How Actions CSAs reckon their coulds and woulds:

  • Each “could” is an alternative state of the “My action” node.  Actions CSAs search over each state of the “action” node before determining their action.
  • Each “would” is then computed in the usual Bayes net fashion: the “action” node is surgically set, the probability distribution for other nodes is left unchanged, and a probability distribution over outcomes is computed.


So, if causal decision theory is what I think it is, an “actions CSA” is simply a causal decision theorist.  Also, Actions CSAs will two-box on Newcomb’s problem, since, in their network, the contents of box B is independent of their choice to take box A.

Alternative Two:  “Innards CSAs”:

Here, we again model the outside world however we like, but we this time have the agent’s own “innards” -- the physical circuitry that interposes between the agent’s sense-inputs and its action-outputs -- be the critical “choice” node in the causal graph.  For example, we might show Newcomb’s problem as follows:

Here, the agent’s innards are allowed to cause both the agent’s actions and outside events -- to, for example, we can represent Omega’s prediction as correlated with the agent’s action.

How Innards CSAs reckon their coulds and woulds:

  • Each “could” is an alternative state of the “My innards” node.  Innards CSAs search over each state of the “innards” node before determining their optimal innards, from which their action follows.
  • Each “would” is then computed in the usual Bayes net fashion: the “innards” node is surgically set, the probability distribution for other nodes is left unchanged, and a probability distribution over outcomes is computed.

Innards CSAs will one-box on Newcomb’s problem, because they reason that if their innards were such as to make them one-box, those same innards would cause Omega, after scanning their brain, to put the $1M in box B.  And so they “choose” innards of a sort that one-boxes on Newcomb’s problem, and they one-box accordingly.

Alternative Three:  “Timeless” or “Algorithm-Output” CSAs:

In this alternative, as Eliezer suggested in Ingredients of Timeless Decision Theory, we have a “Platonic mathematical computation” as one of the nodes in our causal graph, which gives rise at once to our agent’s decision, to the beliefs of accurate predictors about our agent’s decision, and to the decision of similar agents in similar circumstances.  It is the output to this mathematical function that our CSA uses as the critical “choice” node in its causal graph.  For example:
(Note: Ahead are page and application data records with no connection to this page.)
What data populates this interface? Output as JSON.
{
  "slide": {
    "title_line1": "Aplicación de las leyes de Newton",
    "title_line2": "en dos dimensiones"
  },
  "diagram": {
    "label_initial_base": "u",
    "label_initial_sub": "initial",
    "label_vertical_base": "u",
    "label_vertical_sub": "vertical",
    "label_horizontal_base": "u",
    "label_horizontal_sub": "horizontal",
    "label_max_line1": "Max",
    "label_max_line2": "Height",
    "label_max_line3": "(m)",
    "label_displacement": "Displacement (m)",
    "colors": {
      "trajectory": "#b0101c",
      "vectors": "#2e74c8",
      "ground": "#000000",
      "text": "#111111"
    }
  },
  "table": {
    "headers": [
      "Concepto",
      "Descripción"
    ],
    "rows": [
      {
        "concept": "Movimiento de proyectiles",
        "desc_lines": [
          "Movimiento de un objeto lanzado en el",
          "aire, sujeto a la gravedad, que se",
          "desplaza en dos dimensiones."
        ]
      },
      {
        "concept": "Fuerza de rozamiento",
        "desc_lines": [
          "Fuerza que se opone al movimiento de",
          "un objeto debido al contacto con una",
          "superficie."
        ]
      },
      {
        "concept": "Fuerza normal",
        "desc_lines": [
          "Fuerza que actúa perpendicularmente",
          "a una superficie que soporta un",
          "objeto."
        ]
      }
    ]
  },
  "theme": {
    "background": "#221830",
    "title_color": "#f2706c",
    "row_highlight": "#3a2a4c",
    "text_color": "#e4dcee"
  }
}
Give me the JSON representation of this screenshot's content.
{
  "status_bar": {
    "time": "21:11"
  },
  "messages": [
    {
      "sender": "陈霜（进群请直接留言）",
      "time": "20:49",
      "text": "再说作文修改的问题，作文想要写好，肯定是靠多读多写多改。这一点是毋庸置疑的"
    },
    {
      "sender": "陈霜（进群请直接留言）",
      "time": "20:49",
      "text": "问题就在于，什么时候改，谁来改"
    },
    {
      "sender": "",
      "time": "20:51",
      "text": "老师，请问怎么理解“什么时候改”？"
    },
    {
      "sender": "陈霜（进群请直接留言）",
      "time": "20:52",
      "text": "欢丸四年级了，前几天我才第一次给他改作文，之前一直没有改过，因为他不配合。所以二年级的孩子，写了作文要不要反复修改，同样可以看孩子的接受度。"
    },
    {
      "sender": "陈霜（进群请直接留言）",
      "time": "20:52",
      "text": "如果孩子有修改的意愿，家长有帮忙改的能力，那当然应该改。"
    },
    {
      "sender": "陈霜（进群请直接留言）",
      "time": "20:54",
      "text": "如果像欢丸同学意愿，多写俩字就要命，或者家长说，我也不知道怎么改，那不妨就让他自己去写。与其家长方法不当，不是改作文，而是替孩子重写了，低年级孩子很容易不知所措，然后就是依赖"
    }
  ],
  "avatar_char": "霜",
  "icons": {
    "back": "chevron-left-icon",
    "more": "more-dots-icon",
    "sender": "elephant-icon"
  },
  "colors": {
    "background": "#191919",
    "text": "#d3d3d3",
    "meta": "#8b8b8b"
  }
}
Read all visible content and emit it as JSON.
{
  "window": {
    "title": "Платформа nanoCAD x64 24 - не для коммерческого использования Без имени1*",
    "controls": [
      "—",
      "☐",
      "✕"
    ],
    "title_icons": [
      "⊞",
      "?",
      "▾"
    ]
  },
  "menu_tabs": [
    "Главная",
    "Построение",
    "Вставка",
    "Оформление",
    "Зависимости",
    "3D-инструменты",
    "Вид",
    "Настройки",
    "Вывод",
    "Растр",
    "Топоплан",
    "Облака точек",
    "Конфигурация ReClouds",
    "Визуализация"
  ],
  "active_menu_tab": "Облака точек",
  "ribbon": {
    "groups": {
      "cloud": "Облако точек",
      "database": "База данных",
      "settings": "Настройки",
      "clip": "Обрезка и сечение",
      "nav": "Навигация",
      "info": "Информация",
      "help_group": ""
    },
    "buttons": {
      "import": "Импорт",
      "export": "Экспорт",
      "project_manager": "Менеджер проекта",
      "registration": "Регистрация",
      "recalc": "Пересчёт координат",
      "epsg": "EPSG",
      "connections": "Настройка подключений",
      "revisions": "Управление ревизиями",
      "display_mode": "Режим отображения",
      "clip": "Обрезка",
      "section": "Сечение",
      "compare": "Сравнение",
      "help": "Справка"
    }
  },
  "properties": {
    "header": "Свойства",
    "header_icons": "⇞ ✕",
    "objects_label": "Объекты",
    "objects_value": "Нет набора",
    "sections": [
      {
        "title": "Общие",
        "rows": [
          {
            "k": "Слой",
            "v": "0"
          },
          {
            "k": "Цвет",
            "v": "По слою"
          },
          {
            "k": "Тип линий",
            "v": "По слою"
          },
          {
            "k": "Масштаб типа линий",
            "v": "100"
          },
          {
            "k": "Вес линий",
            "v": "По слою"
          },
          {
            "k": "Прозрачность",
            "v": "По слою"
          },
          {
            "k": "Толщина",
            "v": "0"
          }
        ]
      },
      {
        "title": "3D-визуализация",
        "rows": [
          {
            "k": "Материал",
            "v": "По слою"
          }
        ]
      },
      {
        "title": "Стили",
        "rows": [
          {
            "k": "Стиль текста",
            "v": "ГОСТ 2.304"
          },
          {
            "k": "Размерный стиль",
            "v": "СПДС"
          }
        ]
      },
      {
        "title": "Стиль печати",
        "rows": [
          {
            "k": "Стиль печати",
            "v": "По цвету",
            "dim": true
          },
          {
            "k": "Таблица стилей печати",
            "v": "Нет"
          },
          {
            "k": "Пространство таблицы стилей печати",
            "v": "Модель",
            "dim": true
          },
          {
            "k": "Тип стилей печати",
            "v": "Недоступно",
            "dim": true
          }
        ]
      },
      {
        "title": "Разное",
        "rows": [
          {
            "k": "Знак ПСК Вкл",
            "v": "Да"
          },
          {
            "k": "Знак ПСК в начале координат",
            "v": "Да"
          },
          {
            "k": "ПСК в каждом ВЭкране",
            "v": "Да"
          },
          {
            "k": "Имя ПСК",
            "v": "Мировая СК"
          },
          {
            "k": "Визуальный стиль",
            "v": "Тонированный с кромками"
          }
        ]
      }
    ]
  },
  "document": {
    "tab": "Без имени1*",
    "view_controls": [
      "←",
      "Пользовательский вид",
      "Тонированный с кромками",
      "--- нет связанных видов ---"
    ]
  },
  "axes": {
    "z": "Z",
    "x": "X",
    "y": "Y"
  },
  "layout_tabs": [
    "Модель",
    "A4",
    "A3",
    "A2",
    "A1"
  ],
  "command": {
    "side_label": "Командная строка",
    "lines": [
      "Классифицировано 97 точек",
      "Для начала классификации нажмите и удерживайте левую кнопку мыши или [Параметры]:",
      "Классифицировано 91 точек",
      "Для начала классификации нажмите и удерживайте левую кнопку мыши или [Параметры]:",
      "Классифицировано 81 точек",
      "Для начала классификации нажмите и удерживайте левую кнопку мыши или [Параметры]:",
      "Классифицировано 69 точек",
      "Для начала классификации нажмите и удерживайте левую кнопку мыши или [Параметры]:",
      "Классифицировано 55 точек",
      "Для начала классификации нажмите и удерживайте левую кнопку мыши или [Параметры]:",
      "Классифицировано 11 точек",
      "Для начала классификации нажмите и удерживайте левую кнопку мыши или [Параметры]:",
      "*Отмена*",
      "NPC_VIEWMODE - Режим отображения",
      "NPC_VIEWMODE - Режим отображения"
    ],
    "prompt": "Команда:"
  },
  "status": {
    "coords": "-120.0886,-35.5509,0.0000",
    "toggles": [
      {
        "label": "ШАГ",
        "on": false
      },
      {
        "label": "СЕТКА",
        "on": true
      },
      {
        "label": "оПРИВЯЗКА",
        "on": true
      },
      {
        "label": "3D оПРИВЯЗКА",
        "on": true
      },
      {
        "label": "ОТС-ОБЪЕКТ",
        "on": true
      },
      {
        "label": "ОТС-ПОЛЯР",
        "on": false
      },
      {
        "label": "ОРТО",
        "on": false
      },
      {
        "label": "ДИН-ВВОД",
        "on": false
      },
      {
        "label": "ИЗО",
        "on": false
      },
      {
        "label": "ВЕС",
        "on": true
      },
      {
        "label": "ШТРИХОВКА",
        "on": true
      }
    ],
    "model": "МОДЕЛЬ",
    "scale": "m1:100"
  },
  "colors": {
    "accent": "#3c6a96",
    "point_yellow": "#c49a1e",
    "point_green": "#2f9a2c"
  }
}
How Timeless CSAs reckon their coulds and woulds:

  • Each “could” is an alternative state of the “Output of the Platonic math algorithm that I’m an instance of” node.  Timeless CSAs search over each state of the “algorithm-output” node before determining the optimal output of this algorithm, from which their action follows.
  • Each “would” is then computed in the usual Bayes net fashion: the “algorithm-output” node is surgically set, the probability distribution for other nodes is left unchanged, and a probability distribution over outcomes is computed.

Like innards CSAs, algorithm-output CSAs will one-box on Newcomb’s problem, because they reason that if the output of their algorithm was such as to make them one-box, that same algorithm-output would also cause Omega, simulating them, to believe they will one-box and so to put $1M in box B.  They therefore “choose” to have their algorithm output “one-box on Newcomb’s problem!”, and they one-box accordingly.

Unlike innards CSAs, algorithm-output CSAs will also Cooperate in single-shot prisoner’s dilemmas against Clippy -- in cases where they think it sufficiently likely that Clippy’s actions are output by an instantiation of “their same algorithm” -- even in cases where Clippy cannot at all scan their brain, and where their innards play no physically causal role in Clippy’s decision.  (An Innards CSA, by contrast, will Cooperate if having Cooperating-type innards will physically cause Clippy to cooperate, and not otherwise.)

Coming up: considerations as to the circumstances under which each of the above types of agents will be useful, under different senses of “useful”.


Thanks again to Z M Davis for the diagrams.